● Problem requirements
If a line below contains the string "gmail", return that line.

● Web page and app entries
════
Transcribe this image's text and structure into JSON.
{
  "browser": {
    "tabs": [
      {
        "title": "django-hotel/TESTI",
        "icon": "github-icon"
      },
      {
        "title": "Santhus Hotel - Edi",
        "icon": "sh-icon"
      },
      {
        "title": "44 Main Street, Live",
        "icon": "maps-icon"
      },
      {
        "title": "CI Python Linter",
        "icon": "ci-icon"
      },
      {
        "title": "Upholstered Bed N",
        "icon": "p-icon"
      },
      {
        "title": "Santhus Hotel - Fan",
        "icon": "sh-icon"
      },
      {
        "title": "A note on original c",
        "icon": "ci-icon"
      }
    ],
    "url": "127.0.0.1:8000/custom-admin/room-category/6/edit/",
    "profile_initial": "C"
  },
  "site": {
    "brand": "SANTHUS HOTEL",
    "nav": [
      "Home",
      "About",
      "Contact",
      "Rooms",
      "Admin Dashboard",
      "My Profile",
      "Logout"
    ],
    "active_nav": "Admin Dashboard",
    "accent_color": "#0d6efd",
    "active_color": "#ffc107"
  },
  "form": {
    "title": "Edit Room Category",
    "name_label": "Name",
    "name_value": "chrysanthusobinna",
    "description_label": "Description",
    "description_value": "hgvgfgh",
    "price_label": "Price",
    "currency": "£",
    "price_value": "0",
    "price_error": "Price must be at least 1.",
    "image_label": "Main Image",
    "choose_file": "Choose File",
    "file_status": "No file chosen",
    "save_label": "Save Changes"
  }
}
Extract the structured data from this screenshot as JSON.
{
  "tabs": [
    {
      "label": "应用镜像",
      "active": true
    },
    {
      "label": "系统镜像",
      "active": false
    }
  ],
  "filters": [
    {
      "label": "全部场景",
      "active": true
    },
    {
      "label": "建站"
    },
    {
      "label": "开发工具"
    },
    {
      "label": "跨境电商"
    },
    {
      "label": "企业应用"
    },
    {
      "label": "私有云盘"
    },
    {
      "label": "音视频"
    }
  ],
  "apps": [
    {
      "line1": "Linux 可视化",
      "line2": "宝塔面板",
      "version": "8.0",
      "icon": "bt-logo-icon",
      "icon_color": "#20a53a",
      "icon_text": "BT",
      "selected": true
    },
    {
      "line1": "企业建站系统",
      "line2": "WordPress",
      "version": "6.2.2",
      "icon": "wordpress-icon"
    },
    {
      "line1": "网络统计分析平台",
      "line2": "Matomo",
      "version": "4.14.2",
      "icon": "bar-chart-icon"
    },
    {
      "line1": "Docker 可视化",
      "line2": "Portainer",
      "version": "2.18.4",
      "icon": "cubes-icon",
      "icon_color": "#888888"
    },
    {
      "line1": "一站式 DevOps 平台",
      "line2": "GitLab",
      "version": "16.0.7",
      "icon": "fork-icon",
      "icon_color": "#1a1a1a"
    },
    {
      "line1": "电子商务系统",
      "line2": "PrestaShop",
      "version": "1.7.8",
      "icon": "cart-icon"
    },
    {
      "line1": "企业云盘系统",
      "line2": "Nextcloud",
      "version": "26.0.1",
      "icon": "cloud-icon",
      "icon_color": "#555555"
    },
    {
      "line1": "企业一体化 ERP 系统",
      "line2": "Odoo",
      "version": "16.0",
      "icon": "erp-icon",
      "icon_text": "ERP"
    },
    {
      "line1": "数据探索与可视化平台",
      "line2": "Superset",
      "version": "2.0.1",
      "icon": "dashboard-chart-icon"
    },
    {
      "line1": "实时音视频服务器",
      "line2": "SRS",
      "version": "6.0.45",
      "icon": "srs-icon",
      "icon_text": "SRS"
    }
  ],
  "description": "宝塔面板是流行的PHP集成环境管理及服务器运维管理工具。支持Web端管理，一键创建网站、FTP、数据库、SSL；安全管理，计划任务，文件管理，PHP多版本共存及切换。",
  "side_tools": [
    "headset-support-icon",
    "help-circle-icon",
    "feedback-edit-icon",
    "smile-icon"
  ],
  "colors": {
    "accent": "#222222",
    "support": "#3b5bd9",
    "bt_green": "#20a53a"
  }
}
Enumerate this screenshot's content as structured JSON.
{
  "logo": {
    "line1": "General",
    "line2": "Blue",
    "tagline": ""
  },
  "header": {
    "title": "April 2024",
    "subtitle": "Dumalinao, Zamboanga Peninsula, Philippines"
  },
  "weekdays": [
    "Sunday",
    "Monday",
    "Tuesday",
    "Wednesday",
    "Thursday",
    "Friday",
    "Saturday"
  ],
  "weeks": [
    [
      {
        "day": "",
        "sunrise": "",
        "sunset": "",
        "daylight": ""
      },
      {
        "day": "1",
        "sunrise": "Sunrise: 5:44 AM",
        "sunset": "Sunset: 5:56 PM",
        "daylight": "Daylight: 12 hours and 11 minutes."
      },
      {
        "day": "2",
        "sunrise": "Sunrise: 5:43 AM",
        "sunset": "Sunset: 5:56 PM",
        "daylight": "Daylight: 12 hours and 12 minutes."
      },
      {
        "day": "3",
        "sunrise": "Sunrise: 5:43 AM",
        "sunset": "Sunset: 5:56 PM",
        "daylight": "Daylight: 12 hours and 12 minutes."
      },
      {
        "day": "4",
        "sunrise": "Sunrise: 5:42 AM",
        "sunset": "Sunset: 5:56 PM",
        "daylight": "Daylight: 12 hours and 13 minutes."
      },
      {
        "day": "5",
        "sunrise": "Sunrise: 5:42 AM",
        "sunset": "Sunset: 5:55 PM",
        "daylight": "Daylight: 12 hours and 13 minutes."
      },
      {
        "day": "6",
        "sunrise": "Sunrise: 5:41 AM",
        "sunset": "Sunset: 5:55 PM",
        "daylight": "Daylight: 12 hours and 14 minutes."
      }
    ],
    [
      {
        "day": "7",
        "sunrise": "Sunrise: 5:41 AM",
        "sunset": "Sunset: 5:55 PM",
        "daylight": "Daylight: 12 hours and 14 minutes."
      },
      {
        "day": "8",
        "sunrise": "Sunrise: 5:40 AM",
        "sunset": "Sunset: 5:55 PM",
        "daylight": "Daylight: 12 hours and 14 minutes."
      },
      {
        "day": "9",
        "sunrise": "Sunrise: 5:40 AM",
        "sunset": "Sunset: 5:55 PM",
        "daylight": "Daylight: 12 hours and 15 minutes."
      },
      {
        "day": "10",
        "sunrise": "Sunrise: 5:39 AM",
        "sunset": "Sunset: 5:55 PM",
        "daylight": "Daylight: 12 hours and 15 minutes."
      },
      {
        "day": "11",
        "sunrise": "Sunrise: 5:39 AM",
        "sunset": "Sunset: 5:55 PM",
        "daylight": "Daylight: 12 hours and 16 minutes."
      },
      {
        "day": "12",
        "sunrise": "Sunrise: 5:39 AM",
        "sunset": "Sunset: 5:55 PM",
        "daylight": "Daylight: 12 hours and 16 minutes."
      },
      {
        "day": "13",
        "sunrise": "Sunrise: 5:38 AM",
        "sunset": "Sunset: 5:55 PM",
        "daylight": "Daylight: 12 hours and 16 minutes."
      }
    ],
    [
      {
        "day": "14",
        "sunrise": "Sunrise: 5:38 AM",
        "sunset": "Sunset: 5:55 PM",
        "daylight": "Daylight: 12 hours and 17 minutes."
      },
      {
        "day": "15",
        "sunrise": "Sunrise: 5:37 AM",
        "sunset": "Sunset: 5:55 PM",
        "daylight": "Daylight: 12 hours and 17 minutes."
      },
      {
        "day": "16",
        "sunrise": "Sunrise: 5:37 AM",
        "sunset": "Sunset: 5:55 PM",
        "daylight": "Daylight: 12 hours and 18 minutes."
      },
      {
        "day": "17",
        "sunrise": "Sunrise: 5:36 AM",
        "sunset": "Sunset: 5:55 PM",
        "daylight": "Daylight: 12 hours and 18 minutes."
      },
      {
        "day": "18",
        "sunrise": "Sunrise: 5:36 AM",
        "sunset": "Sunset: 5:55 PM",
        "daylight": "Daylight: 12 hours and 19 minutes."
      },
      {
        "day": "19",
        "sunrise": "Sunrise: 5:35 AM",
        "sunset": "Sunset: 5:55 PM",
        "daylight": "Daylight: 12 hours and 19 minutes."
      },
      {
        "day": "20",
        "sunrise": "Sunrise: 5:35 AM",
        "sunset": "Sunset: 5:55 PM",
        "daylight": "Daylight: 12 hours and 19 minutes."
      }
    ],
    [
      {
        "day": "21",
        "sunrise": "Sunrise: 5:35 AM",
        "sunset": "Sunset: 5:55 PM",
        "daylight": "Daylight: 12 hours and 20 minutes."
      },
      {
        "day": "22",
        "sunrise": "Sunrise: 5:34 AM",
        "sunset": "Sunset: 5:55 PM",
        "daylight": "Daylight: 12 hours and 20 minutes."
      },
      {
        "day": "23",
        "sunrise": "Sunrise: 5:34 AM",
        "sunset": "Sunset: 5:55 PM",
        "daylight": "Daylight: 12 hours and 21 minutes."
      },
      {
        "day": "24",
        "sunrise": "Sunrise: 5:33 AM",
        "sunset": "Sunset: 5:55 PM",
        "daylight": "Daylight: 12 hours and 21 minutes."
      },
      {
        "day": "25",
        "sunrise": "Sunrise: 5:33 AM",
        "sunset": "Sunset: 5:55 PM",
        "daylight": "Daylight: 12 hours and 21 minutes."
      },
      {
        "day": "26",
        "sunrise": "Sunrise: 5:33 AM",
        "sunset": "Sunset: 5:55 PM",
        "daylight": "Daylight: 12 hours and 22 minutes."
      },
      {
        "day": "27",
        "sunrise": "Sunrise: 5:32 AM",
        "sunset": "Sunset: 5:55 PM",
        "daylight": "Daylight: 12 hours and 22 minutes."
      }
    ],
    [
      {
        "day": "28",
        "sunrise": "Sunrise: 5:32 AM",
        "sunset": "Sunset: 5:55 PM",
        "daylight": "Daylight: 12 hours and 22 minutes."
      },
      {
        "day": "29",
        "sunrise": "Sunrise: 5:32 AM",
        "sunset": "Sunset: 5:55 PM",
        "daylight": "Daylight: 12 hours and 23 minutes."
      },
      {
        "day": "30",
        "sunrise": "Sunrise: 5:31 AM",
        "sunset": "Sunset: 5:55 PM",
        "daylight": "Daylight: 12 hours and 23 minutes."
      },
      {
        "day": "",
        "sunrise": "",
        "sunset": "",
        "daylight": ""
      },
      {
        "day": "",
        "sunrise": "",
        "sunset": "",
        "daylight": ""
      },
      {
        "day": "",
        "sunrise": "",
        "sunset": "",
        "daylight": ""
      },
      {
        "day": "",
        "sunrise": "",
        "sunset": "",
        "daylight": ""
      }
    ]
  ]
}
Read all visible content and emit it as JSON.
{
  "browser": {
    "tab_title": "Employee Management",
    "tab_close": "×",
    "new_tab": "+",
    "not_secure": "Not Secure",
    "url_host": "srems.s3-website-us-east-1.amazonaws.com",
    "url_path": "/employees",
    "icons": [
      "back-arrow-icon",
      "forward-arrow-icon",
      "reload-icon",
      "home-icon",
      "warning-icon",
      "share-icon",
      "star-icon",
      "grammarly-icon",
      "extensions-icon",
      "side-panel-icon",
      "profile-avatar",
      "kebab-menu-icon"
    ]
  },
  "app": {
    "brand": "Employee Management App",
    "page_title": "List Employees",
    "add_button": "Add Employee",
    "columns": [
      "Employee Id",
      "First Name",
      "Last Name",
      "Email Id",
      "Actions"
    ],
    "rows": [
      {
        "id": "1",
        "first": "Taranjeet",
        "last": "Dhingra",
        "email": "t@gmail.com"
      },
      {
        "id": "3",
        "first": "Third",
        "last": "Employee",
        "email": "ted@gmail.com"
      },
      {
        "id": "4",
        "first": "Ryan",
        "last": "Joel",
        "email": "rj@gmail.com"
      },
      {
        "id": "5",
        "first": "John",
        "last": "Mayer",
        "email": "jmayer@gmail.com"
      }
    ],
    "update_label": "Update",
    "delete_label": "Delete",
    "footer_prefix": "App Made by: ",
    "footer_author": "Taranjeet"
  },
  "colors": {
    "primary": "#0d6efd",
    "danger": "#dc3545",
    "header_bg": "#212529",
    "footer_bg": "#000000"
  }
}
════
● Task response
        "email": "t@gmail.com"
        "email": "ted@gmail.com"
        "email": "rj@gmail.com"
        "email": "jmayer@gmail.com"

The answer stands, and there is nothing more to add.